Dissecting a digitally healthy organisation doesn’t always reveal the secret to its successful digital transformation. While the deployment of game-changing technologies that enable data-driven decision making and enhance the customer experience may seem like the answer, there are other vital organs at work in the corporate body and it is these that enable such developments to take place.
Of paramount importance in the digital landscape of asset and wealth management is the digital leader who, rather than simply empowering others to adopt new approaches, takes data and technology into the boardroom and uses it to drive the company forward.
What is digital transformation?
Digital transformation is where organisations adopt new technologies, such as AI, machine learning, cloud computing and the Internet of Things (IoT), to create more efficient processes and to increase the effectiveness of their strategies for the benefit of both the company and its customers. Data is the lifeblood of these modern infrastructures, providing previously unobtainable insights that open up new opportunities and sharpen decision making.
Today, digital transformation is not just happening across sectors. For those that undertake it, digital transformation permeates throughout the entire organisation. It can bring change to goals, strategies, structures, roles, policies, procedures and processes. And while some of these changes are necessary to implement digital transformation, many more are brought about by the knowledge and capabilities it offers.
In order to undergo true digital transformation, however, organisations need to embrace the digital culture. Only by doing this can it adapt to the ever-changing business environment and the expectations of its customers, while keeping pace with its competitors.
The role of a digital leader
A digital leader is not necessarily a technology expert. However, they must have an effective understanding of technological developments and how these cutting-edge solutions can be utilised to give the organisation a strategic advantage. Indeed, their role is to make the best use of data and technologies in order to critically evaluate strategy and identify innovations that deliver long-term improvements to organisational performance.
At the same time, digital leaders need to be keenly aware of the impact digital transformation has on those who work within the organisation, as its implementation will change roles and responsibilities as well as reshaping strategies. The management of such change needs to be well-considered, with employees encouraged to embrace change and given training and support where needed.
5 qualities of a digital leader
- The first is the ability to inspire individuals to unite behind the organisation’s vision for a digital future, a task best led by someone with a firm belief in that vision.
- Secondly, a digital leader needs to leverage technology, becoming a prime mover in its adoption while being acutely aware of how it will affect the organisational environment.
- Going hand in hand with this is the third quality - the ability to drive innovation. Open-minded and inherently curious, a digital leader encourages creativity in order to find cutting-edge digital solutions.

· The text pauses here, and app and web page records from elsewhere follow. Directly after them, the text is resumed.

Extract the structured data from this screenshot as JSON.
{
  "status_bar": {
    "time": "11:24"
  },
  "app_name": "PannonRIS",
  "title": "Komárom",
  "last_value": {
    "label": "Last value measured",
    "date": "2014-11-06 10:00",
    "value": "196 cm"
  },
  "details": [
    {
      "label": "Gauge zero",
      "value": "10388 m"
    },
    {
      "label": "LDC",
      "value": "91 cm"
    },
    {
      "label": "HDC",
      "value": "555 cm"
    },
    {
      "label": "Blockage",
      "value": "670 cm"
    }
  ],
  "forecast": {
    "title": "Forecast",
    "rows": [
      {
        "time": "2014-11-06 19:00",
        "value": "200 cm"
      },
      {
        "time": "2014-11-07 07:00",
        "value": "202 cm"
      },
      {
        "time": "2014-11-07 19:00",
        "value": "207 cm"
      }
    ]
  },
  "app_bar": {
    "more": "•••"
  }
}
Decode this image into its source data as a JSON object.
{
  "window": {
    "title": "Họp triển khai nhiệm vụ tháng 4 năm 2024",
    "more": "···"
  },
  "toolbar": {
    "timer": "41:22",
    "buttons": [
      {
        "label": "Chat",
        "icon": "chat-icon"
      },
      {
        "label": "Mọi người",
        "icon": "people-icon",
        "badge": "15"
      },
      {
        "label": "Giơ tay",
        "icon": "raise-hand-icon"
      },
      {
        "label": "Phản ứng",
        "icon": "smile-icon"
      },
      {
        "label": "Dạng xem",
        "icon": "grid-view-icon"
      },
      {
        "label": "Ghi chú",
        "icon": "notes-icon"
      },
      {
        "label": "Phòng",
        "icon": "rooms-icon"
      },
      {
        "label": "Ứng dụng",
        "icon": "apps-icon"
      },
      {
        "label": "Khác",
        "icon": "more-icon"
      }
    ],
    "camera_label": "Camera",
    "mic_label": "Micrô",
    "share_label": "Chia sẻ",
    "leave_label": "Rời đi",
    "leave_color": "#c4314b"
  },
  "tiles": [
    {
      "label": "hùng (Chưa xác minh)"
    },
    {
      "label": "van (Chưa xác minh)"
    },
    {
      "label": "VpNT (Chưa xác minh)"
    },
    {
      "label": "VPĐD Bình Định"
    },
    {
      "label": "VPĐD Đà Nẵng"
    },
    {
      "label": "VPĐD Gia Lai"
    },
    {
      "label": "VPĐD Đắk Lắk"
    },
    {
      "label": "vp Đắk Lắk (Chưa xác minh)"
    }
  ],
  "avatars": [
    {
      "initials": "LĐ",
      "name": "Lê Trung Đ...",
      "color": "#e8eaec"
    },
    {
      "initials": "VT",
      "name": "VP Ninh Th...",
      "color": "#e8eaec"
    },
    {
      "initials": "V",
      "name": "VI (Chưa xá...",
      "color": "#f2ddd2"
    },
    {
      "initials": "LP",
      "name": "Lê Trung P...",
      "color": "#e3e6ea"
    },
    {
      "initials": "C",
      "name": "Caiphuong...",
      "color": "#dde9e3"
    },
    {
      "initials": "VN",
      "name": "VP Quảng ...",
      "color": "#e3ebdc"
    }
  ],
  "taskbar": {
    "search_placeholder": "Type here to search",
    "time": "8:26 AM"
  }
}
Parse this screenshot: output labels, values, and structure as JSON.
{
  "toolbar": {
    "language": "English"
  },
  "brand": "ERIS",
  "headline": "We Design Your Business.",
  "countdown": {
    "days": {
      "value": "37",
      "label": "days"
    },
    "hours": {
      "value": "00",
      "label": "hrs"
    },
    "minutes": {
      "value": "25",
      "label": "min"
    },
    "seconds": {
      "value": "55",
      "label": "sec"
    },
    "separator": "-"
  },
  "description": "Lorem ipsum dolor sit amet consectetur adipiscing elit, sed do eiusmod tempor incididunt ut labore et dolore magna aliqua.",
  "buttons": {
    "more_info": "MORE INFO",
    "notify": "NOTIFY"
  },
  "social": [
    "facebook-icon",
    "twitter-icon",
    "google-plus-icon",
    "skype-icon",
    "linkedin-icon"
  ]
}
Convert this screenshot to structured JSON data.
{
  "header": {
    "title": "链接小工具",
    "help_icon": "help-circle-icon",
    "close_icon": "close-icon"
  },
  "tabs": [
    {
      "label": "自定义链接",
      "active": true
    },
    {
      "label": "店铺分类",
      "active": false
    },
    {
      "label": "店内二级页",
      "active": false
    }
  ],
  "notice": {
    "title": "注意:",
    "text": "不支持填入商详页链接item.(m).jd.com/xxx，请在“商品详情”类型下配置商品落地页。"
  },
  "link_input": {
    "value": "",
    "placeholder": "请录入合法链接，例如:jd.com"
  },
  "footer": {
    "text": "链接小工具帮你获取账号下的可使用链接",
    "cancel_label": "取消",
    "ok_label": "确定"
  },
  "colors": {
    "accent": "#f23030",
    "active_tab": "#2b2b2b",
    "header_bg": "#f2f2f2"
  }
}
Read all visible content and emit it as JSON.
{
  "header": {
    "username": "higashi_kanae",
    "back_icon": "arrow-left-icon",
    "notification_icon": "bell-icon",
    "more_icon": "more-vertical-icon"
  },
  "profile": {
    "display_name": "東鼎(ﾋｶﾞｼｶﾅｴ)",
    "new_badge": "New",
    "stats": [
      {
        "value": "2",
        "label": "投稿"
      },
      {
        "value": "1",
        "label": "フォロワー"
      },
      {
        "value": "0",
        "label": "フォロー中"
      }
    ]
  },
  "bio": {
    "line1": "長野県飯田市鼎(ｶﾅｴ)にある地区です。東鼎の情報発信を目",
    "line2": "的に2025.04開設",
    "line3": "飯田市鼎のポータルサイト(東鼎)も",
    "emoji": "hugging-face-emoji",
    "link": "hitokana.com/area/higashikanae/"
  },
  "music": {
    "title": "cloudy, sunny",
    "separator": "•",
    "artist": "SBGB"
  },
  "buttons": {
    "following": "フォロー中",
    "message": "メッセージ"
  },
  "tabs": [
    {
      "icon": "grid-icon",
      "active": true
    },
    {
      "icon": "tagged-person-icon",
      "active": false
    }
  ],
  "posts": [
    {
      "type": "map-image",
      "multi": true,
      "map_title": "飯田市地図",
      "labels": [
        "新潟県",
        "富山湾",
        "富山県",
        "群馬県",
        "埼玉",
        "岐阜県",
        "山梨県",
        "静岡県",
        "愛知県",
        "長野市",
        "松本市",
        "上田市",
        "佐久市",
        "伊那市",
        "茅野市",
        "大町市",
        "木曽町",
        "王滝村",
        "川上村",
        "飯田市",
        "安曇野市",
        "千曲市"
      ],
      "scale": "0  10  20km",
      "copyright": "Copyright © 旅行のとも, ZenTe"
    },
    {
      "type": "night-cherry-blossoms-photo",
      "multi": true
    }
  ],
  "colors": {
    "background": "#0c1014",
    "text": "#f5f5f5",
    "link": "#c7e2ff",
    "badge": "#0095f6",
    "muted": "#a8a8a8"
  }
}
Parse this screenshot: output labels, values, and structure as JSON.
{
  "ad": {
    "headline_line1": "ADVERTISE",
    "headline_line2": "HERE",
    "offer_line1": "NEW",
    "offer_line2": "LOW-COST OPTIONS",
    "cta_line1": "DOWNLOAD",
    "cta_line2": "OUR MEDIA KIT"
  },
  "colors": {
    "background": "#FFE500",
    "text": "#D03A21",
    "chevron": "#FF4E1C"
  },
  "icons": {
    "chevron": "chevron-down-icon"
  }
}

- Unleashing that creativity often comes from collaboration and the fourth quality of a digital leader is the ability to make this happen. This may mean breaking down siloed divisions and existing hierarchies so that more fluid teams can work together and share knowledge and ideas.It can also mean working with trusted partners, like Paragon Customer Communications, that bring specialist knowledge and solutions that utilise advanced technologies to increase efficiency, maximise effectiveness and respond quickly to customer needs.
- The last quality is the ability to manage risk. Digitally transforming asset and wealth management organisations isn’t without risk, but the biggest risk of all is not keeping pace with technological advancement and failing as a result.
How to be a digital leader in the asset and wealth management sector
In the digital age, the success of wealth and asset management organisations is increasingly reliant on their ability to react ever more swiftly to changes in customer demand and behaviour.
Having a clear and comprehensive view of data, for example through customer journey mapping, is essential. So, too, is having the right tools, skills and trusted partners to solve complex questions and to confidently forecast emerging scenarios. To lead the transformation that brings this about, a digital leader in asset and wealth management needs a holistic approach, not only cognisant of how technology can bring commercial advantage but also how its adoption will impact the dynamics of the organisation and those who work within it.